How excellent!

Home ownership in the UK will slump to its lowest level since the mid-1980s over the next decade, leading to an “unprecedented crisis” in the housing market, the National Housing Federation (NHF) has warned.

Now leave aside the fact that this report comes from the builders who are looking for handouts.

The actual result is quite probably desirable. It is possible for home ownership rates to be too high.

It\’s long been known that a level of home ownership which is \”too high\” (defining \”too high\” is a bit tougher) increases the general unemployment rate.

This is because jobs tend not to pop up just where people already live. So some people need to move to where the jobs are. It isn\’t the easiest thing in the world to sell up, buy again and move. It\’s certainly more difficult to do that than it is to move out of one rental and into another.
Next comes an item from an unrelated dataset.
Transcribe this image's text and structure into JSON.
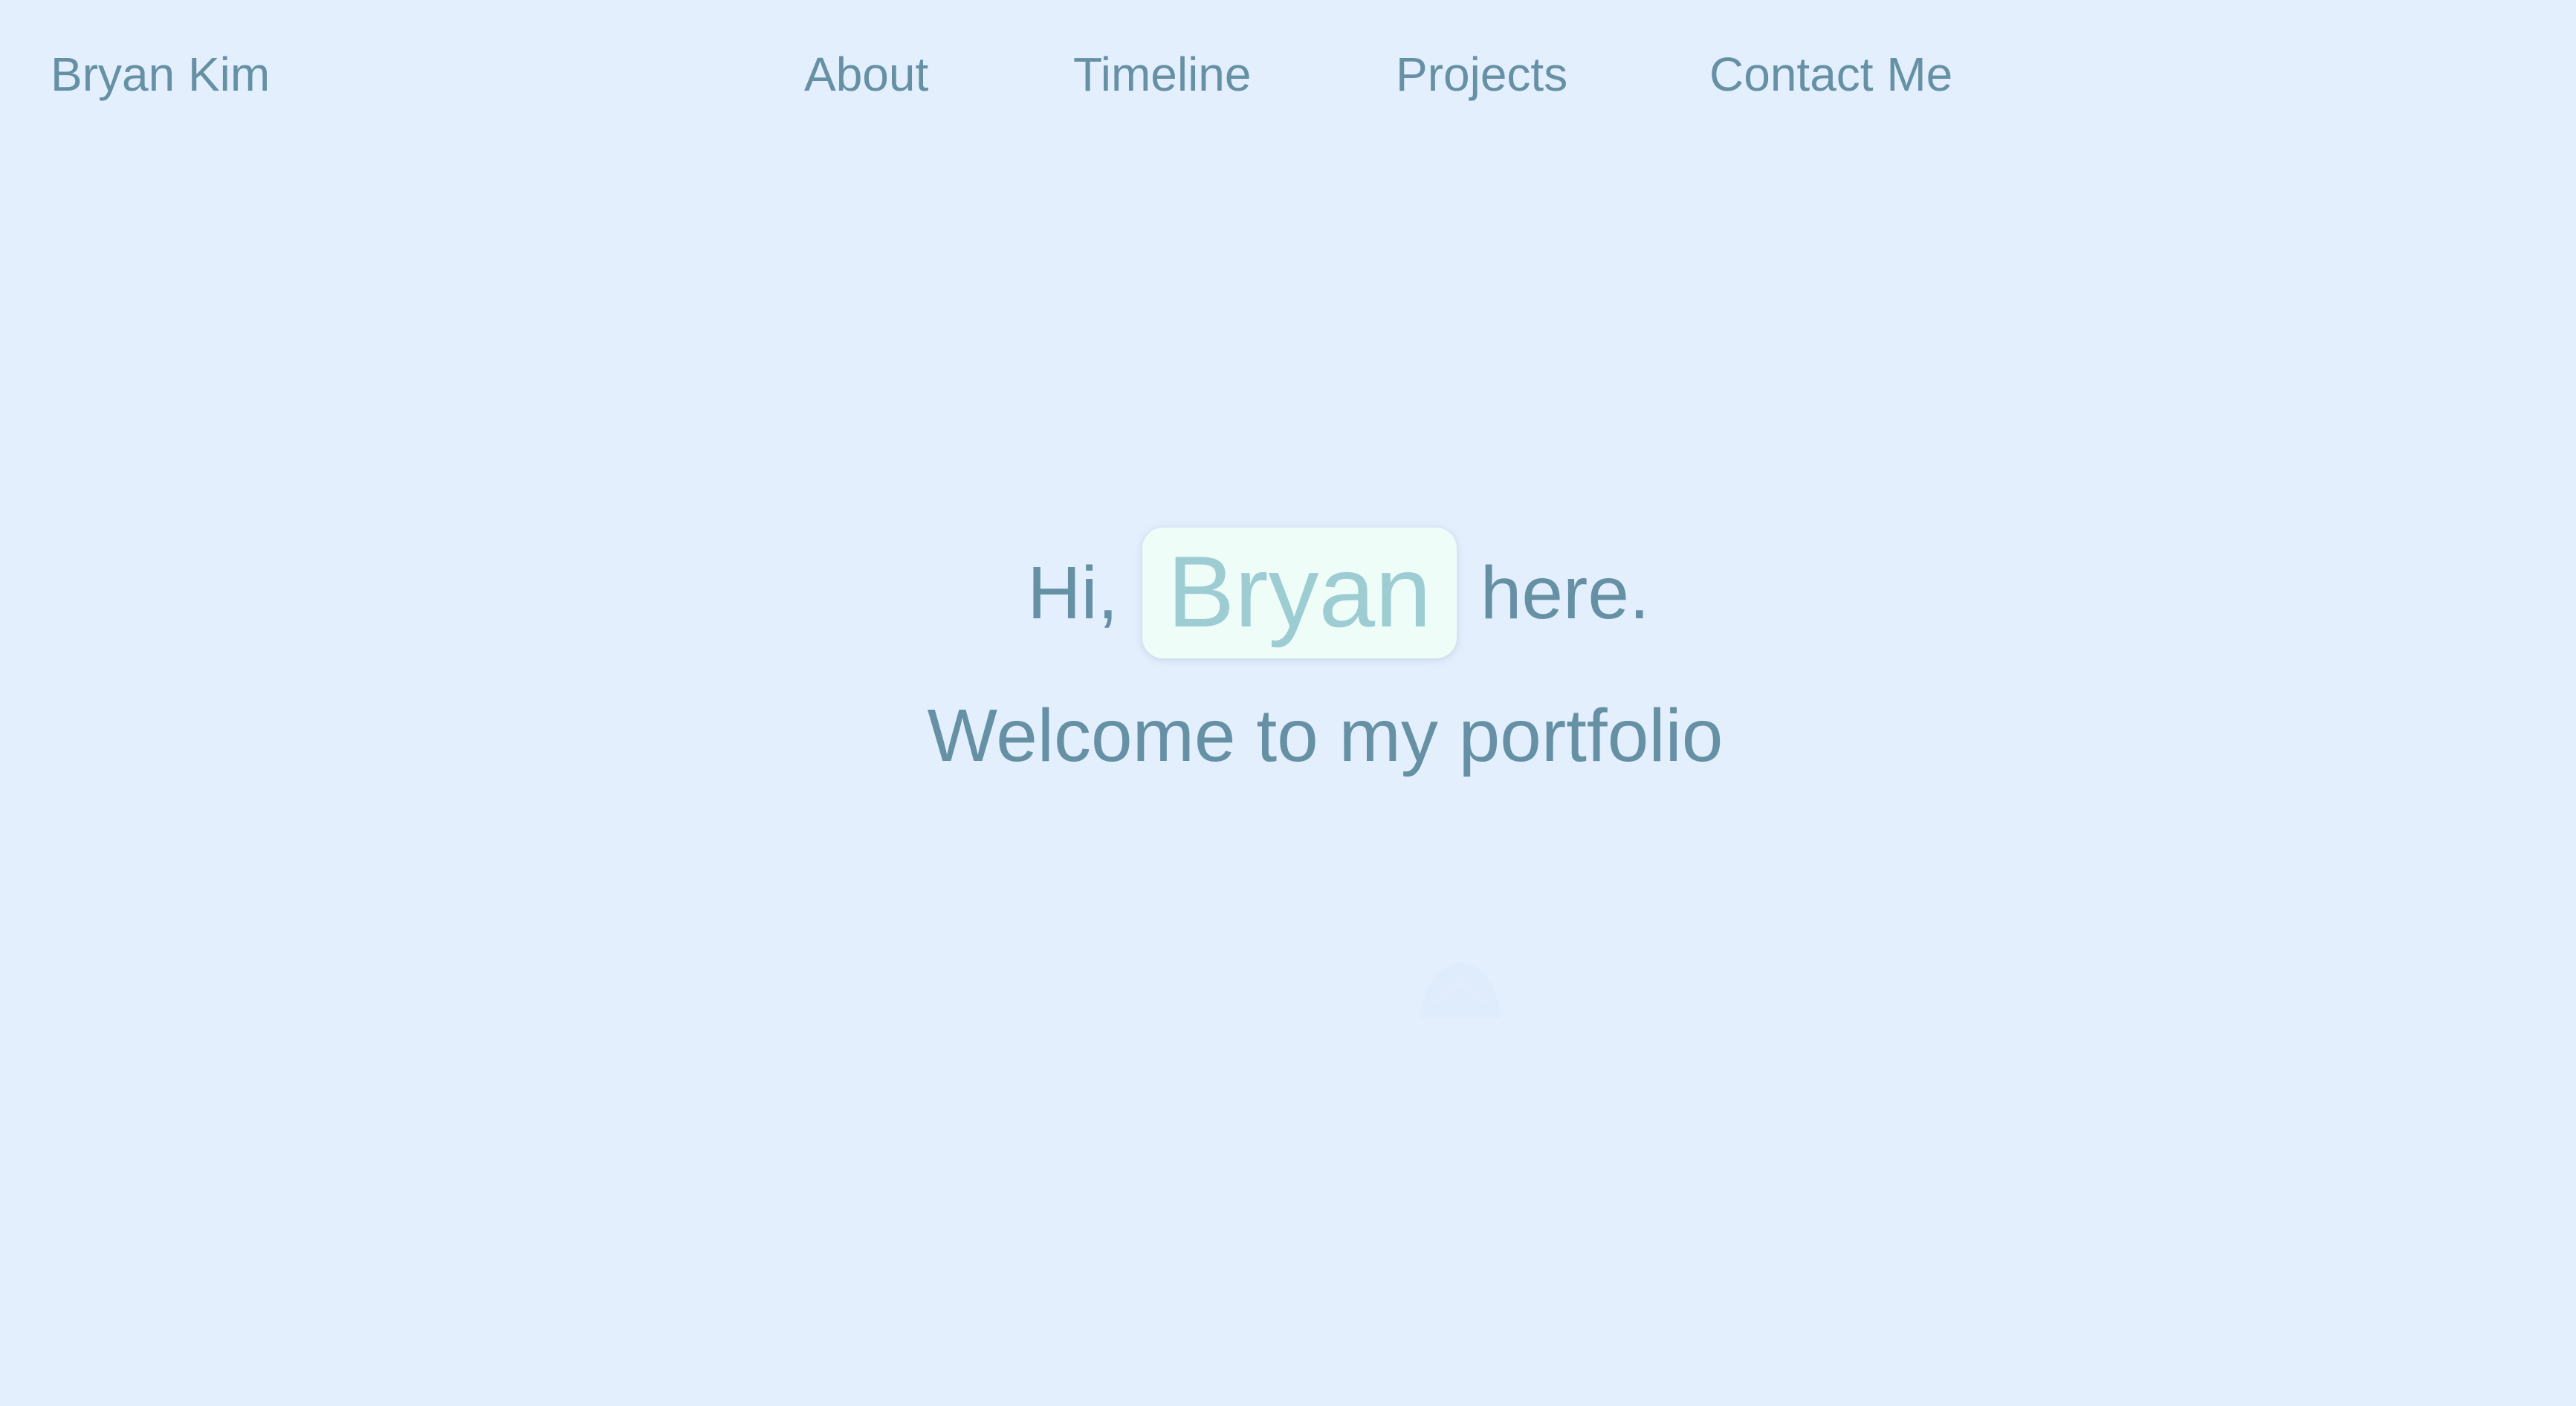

So, labour force mobility is constrained by having too high a level of house ownership. Constraints on labour mobility lead to higher unemployment rates. More of the population living in rentals should, ceteris paribus, lead to greater potential (at least) labour mobility and thus a lower unemployment rate.

At this point we get the inevitable comment that sure, so we should build more social housing, right? And in a pure world, perhaps. Except, moving within one local housing catchment area is pretty tough, certainly more difficult than buying and selling. Moving across such boundaries is near impossible: takes years at the very least.

So whatever problems social housing fixes this isn\’t one of them.

6 thoughts on “How excellent!”

  1. That’s why the UK was a major manufacturing centre in Victorian times. Nearly everyone rented in those days. It wasn’t uncommon for whole towns to empty when jobs dried up.

  2. Rather than droves of unskilled and semi-skilled workers playing musical chairs around the country, would it not be better to offer tax breaks for companies to locate new factories in areas of high unemployment, on the condition that they employ local staff?

  3. @ Monty
    That would not be necessary if it made sense to build the factory there – and planning restrictions didn’t stop them. But at the current price of diesel fuel, they will build factories near their markets unless there is some compensating factor to offset the extra transport costs of building factories in the North-East or Lanarkshire. There was – lower wage costs – until the Wilson government helped the London-based TUC impose “national wage rates” on industry. Now the two homes of UK heavy industry are close to being an industrial desert (a few oases like Nissan in Sunderland remain).

  4. I agree with you concerning the negative effects of national wage rates, and the minimum wage. But even without these formal restrictions, we would have an effective minimum wage predicated on the level of out of work benefits. So not an easy thing to de-construct.
    It seems to me that we are wasting quite a lot of resources by cramming so much of our economy and population into the south east, as if it was impossible to transport raw materials or finished goods from one end of the UK to the other, while we are all spending our money on shiploads of stuff coming over from China.

  5. @ Monty
    If you have some savings or live at home with parents the level of out of work benefits is less than £2 per hour.
    I fully agree with your second paragraph.

Leave a Reply

Your email address will not be published. Required fields are marked *